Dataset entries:
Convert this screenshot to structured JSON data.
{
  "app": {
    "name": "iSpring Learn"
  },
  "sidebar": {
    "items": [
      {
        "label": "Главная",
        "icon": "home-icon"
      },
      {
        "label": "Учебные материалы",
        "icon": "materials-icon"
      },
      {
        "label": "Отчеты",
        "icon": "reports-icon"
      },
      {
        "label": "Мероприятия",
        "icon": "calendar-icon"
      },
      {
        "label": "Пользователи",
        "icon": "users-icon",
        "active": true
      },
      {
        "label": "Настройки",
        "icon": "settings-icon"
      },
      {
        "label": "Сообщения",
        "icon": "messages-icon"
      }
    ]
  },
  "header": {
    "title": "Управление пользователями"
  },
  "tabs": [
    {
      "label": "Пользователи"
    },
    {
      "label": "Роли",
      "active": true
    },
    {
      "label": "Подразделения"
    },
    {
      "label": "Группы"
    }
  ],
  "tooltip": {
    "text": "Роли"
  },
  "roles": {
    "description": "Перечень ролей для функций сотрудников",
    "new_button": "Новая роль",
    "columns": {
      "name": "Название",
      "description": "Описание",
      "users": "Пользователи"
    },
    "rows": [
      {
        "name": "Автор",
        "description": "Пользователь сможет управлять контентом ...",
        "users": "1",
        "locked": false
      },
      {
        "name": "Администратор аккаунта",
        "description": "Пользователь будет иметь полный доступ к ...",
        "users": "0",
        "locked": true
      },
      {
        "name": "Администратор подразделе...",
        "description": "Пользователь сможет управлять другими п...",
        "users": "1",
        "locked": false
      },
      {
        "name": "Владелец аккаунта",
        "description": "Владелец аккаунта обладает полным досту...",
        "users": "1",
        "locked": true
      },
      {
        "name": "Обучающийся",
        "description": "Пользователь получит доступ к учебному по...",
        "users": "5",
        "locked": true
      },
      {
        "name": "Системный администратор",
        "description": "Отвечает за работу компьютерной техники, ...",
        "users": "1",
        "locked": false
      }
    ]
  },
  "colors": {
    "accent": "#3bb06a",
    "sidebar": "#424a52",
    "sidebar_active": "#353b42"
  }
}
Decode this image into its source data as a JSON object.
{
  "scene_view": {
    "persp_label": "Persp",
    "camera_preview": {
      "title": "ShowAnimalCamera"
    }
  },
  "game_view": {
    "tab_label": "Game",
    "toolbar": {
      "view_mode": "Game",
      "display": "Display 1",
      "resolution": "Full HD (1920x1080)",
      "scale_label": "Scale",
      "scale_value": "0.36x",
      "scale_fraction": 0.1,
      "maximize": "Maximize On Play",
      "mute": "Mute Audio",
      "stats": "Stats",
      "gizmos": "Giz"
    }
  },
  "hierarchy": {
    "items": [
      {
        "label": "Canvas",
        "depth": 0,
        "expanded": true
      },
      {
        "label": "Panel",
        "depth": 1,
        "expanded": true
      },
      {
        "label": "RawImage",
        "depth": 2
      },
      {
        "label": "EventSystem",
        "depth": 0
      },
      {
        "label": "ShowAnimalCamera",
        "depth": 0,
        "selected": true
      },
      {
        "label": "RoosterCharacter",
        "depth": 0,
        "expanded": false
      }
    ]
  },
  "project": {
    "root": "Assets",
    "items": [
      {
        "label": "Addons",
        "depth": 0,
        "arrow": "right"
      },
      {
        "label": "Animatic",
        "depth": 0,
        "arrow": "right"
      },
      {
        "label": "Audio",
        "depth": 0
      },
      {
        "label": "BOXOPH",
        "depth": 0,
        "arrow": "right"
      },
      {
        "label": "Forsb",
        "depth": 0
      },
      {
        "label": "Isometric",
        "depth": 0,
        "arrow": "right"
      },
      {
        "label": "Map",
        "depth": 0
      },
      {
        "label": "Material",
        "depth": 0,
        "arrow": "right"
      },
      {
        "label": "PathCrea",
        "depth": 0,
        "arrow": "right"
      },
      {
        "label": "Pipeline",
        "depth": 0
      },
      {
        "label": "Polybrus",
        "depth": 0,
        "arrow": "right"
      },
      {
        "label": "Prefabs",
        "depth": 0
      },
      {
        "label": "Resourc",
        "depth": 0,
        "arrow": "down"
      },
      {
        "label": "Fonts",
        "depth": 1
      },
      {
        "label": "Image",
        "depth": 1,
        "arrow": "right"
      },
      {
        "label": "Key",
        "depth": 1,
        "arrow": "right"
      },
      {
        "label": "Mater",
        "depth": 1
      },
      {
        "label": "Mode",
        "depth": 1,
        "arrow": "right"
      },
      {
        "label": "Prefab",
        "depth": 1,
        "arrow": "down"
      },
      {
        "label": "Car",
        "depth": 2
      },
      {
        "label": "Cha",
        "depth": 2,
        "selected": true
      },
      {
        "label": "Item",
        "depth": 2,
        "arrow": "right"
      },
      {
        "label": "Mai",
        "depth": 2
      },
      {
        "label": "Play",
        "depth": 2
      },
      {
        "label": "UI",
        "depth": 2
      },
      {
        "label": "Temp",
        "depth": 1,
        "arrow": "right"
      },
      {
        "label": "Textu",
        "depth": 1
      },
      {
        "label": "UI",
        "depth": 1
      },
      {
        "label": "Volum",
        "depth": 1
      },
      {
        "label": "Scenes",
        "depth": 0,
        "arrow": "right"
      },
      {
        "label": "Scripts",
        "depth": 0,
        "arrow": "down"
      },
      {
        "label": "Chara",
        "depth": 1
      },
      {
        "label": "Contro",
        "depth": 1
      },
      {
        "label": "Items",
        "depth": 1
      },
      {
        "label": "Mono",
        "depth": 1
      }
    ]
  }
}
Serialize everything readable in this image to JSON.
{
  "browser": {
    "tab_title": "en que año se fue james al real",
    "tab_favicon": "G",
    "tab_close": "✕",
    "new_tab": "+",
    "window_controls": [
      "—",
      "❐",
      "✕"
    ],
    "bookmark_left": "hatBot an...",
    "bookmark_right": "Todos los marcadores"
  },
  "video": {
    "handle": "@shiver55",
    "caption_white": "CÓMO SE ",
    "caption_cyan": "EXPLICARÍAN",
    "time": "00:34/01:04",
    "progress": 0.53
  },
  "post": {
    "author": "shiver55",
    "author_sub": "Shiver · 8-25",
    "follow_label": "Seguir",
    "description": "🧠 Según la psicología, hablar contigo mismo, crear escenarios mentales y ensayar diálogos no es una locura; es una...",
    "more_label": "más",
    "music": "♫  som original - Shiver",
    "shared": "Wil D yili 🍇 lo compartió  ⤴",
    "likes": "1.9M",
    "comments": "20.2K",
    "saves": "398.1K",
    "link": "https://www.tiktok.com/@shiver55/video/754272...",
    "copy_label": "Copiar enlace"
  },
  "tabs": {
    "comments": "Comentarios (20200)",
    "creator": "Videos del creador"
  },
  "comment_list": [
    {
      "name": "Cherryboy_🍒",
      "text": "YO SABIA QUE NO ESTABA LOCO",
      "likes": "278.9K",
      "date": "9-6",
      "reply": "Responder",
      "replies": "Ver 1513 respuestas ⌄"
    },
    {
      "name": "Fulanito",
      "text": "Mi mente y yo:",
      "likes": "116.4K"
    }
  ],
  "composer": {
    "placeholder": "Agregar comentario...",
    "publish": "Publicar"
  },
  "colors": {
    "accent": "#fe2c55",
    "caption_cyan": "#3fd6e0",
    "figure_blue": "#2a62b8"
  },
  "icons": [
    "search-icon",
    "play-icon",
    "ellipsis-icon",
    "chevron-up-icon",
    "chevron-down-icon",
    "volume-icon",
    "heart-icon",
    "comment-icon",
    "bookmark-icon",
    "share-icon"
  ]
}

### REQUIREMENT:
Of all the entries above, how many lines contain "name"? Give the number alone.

### WORKED SOLUTION:
10